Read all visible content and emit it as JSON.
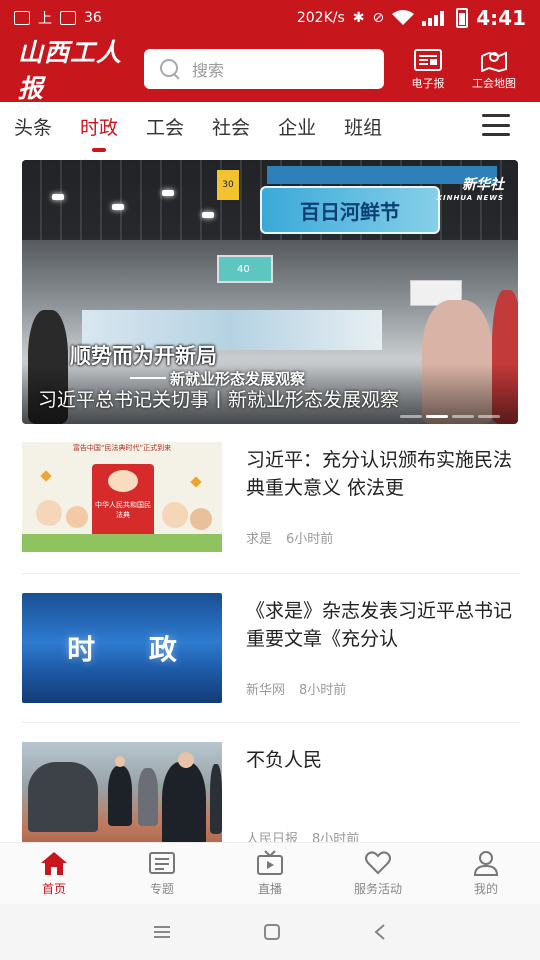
{
  "status_bar": {
    "net_speed": "202K/s",
    "time": "4:41",
    "left_text": "上",
    "left_number": "36"
  },
  "header": {
    "logo_text": "山西工人报",
    "search_placeholder": "搜索",
    "epaper_label": "电子报",
    "union_map_label": "工会地图"
  },
  "tabs": [
    {
      "label": "头条",
      "active": false
    },
    {
      "label": "时政",
      "active": true
    },
    {
      "label": "工会",
      "active": false
    },
    {
      "label": "社会",
      "active": false
    },
    {
      "label": "企业",
      "active": false
    },
    {
      "label": "班组",
      "active": false
    }
  ],
  "banner": {
    "caption": "习近平总书记关切事丨新就业形态发展观察",
    "image_text": {
      "headline": "顺势而为开新局",
      "subheadline": "新就业形态发展观察",
      "sign": "百日河鲜节",
      "source": "新华社",
      "source_en": "XINHUA NEWS",
      "screen_number": "40",
      "pillar_number": "30"
    }
  },
  "news": [
    {
      "title": "习近平：充分认识颁布实施民法典重大意义 依法更",
      "source": "求是",
      "time": "6小时前",
      "thumb_text": {
        "top": "富告中国“民法典时代”正式到来",
        "book": "中华人民共和国民法典"
      }
    },
    {
      "title": "《求是》杂志发表习近平总书记重要文章《充分认",
      "source": "新华网",
      "time": "8小时前",
      "thumb_text": {
        "label": "时 政"
      }
    },
    {
      "title": "不负人民",
      "source": "人民日报",
      "time": "8小时前"
    }
  ],
  "bottom_nav": [
    {
      "label": "首页",
      "icon": "home-icon",
      "active": true
    },
    {
      "label": "专题",
      "icon": "topic-icon",
      "active": false
    },
    {
      "label": "直播",
      "icon": "live-tv-icon",
      "active": false
    },
    {
      "label": "服务活动",
      "icon": "heart-icon",
      "active": false
    },
    {
      "label": "我的",
      "icon": "profile-icon",
      "active": false
    }
  ],
  "colors": {
    "brand_red": "#c8161d",
    "text_dark": "#222222",
    "text_muted": "#9a9a9a"
  }
}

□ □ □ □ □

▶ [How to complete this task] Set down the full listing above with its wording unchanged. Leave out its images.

▶ [Answer to this problem]
Read all visible content and emit it as JSON.
{
  "status_bar": {
    "net_speed": "202K/s",
    "time": "4:41",
    "left_text": "上",
    "left_number": "36"
  },
  "header": {
    "logo_text": "山西工人报",
    "search_placeholder": "搜索",
    "epaper_label": "电子报",
    "union_map_label": "工会地图"
  },
  "tabs": [
    {
      "label": "头条",
      "active": false
    },
    {
      "label": "时政",
      "active": true
    },
    {
      "label": "工会",
      "active": false
    },
    {
      "label": "社会",
      "active": false
    },
    {
      "label": "企业",
      "active": false
    },
    {
      "label": "班组",
      "active": false
    }
  ],
  "banner": {
    "caption": "习近平总书记关切事丨新就业形态发展观察",
    "image_text": {
      "headline": "顺势而为开新局",
      "subheadline": "新就业形态发展观察",
      "sign": "百日河鲜节",
      "source": "新华社",
      "source_en": "XINHUA NEWS",
      "screen_number": "40",
      "pillar_number": "30"
    }
  },
  "news": [
    {
      "title": "习近平：充分认识颁布实施民法典重大意义 依法更",
      "source": "求是",
      "time": "6小时前",
      "thumb_text": {
        "top": "富告中国“民法典时代”正式到来",
        "book": "中华人民共和国民法典"
      }
    },
    {
      "title": "《求是》杂志发表习近平总书记重要文章《充分认",
      "source": "新华网",
      "time": "8小时前",
      "thumb_text": {
        "label": "时 政"
      }
    },
    {
      "title": "不负人民",
      "source": "人民日报",
      "time": "8小时前"
    }
  ],
  "bottom_nav": [
    {
      "label": "首页",
      "icon": "home-icon",
      "active": true
    },
    {
      "label": "专题",
      "icon": "topic-icon",
      "active": false
    },
    {
      "label": "直播",
      "icon": "live-tv-icon",
      "active": false
    },
    {
      "label": "服务活动",
      "icon": "heart-icon",
      "active": false
    },
    {
      "label": "我的",
      "icon": "profile-icon",
      "active": false
    }
  ],
  "colors": {
    "brand_red": "#c8161d",
    "text_dark": "#222222",
    "text_muted": "#9a9a9a"
  }
}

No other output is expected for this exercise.